The expected answer is the data below, printed verbatim without its pictures.
==== INFORMATION GIVEN ====
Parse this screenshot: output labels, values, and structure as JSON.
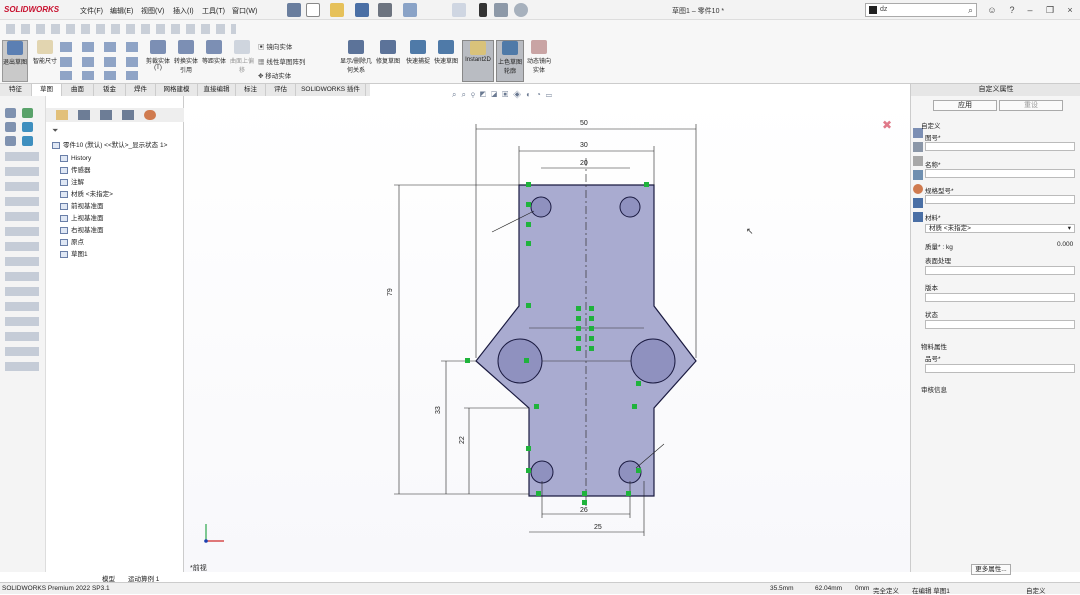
{
  "app": {
    "logo": "SOLIDWORKS",
    "doc_title": "草图1 – 零件10 *"
  },
  "menu": [
    "文件(F)",
    "编辑(E)",
    "视图(V)",
    "插入(I)",
    "工具(T)",
    "窗口(W)"
  ],
  "search": {
    "value": "dz"
  },
  "ribbon": {
    "buttons": [
      {
        "label": "退出草图"
      },
      {
        "label": "智能尺寸"
      },
      {
        "label": "剪裁实体(T)"
      },
      {
        "label": "转换实体引用"
      },
      {
        "label": "等距实体"
      },
      {
        "label": "曲面上偏移"
      },
      {
        "label": "显示/删除几何关系"
      },
      {
        "label": "修复草图"
      },
      {
        "label": "快速捕捉"
      },
      {
        "label": "快速草图"
      },
      {
        "label": "Instant2D"
      },
      {
        "label": "上色草图轮廓"
      },
      {
        "label": "动态镜向实体"
      }
    ],
    "small_items": [
      "镜向实体",
      "线性草图阵列",
      "移动实体"
    ]
  },
  "tabs": [
    "特征",
    "草图",
    "曲面",
    "钣金",
    "焊件",
    "网格建模",
    "直接编辑",
    "标注",
    "评估",
    "SOLIDWORKS 插件"
  ],
  "active_tab": "草图",
  "tree": {
    "root": "零件10 (默认) <<默认>_显示状态 1>",
    "items": [
      "History",
      "传感器",
      "注解",
      "材质 <未指定>",
      "前视基准面",
      "上视基准面",
      "右视基准面",
      "原点",
      "草图1"
    ]
  },
  "bottom_tabs": [
    "模型",
    "运动算例 1"
  ],
  "canvas": {
    "dimensions": [
      "50",
      "30",
      "20",
      "79",
      "33",
      "22",
      "26",
      "25"
    ],
    "view_label": "*前视"
  },
  "rpanel": {
    "title": "自定义属性",
    "apply_label": "应用",
    "reset_label": "重设",
    "section_custom": "自定义",
    "fields": [
      {
        "label": "图号*"
      },
      {
        "label": "名称*"
      },
      {
        "label": "规格型号*"
      },
      {
        "label": "材料*",
        "value": "材质 <未指定>"
      },
      {
        "label": "质量* : kg",
        "value": "0.000"
      },
      {
        "label": "表面处理"
      },
      {
        "label": "版本"
      },
      {
        "label": "状态"
      }
    ],
    "section_material": "物料属性",
    "material_fields": [
      {
        "label": "品号*"
      }
    ],
    "section_review": "审核信息",
    "more_label": "更多属性..."
  },
  "status": {
    "product": "SOLIDWORKS Premium 2022 SP3.1",
    "x": "35.5mm",
    "y": "62.04mm",
    "z": "0mm",
    "state": "完全定义",
    "editing": "在编辑 草图1",
    "custom": "自定义"
  },
  "colors": {
    "part_fill": "#a9abd0",
    "part_stroke": "#1a1a40",
    "accent": "#c8102e",
    "constraint": "#1fb33c"
  }
}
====
> [WRITTEN SOLUTION]
Parse this screenshot: output labels, values, and structure as JSON.
{
  "app": {
    "logo": "SOLIDWORKS",
    "doc_title": "草图1 – 零件10 *"
  },
  "menu": [
    "文件(F)",
    "编辑(E)",
    "视图(V)",
    "插入(I)",
    "工具(T)",
    "窗口(W)"
  ],
  "search": {
    "value": "dz"
  },
  "ribbon": {
    "buttons": [
      {
        "label": "退出草图"
      },
      {
        "label": "智能尺寸"
      },
      {
        "label": "剪裁实体(T)"
      },
      {
        "label": "转换实体引用"
      },
      {
        "label": "等距实体"
      },
      {
        "label": "曲面上偏移"
      },
      {
        "label": "显示/删除几何关系"
      },
      {
        "label": "修复草图"
      },
      {
        "label": "快速捕捉"
      },
      {
        "label": "快速草图"
      },
      {
        "label": "Instant2D"
      },
      {
        "label": "上色草图轮廓"
      },
      {
        "label": "动态镜向实体"
      }
    ],
    "small_items": [
      "镜向实体",
      "线性草图阵列",
      "移动实体"
    ]
  },
  "tabs": [
    "特征",
    "草图",
    "曲面",
    "钣金",
    "焊件",
    "网格建模",
    "直接编辑",
    "标注",
    "评估",
    "SOLIDWORKS 插件"
  ],
  "active_tab": "草图",
  "tree": {
    "root": "零件10 (默认) <<默认>_显示状态 1>",
    "items": [
      "History",
      "传感器",
      "注解",
      "材质 <未指定>",
      "前视基准面",
      "上视基准面",
      "右视基准面",
      "原点",
      "草图1"
    ]
  },
  "bottom_tabs": [
    "模型",
    "运动算例 1"
  ],
  "canvas": {
    "dimensions": [
      "50",
      "30",
      "20",
      "79",
      "33",
      "22",
      "26",
      "25"
    ],
    "view_label": "*前视"
  },
  "rpanel": {
    "title": "自定义属性",
    "apply_label": "应用",
    "reset_label": "重设",
    "section_custom": "自定义",
    "fields": [
      {
        "label": "图号*"
      },
      {
        "label": "名称*"
      },
      {
        "label": "规格型号*"
      },
      {
        "label": "材料*",
        "value": "材质 <未指定>"
      },
      {
        "label": "质量* : kg",
        "value": "0.000"
      },
      {
        "label": "表面处理"
      },
      {
        "label": "版本"
      },
      {
        "label": "状态"
      }
    ],
    "section_material": "物料属性",
    "material_fields": [
      {
        "label": "品号*"
      }
    ],
    "section_review": "审核信息",
    "more_label": "更多属性..."
  },
  "status": {
    "product": "SOLIDWORKS Premium 2022 SP3.1",
    "x": "35.5mm",
    "y": "62.04mm",
    "z": "0mm",
    "state": "完全定义",
    "editing": "在编辑 草图1",
    "custom": "自定义"
  },
  "colors": {
    "part_fill": "#a9abd0",
    "part_stroke": "#1a1a40",
    "accent": "#c8102e",
    "constraint": "#1fb33c"
  }
}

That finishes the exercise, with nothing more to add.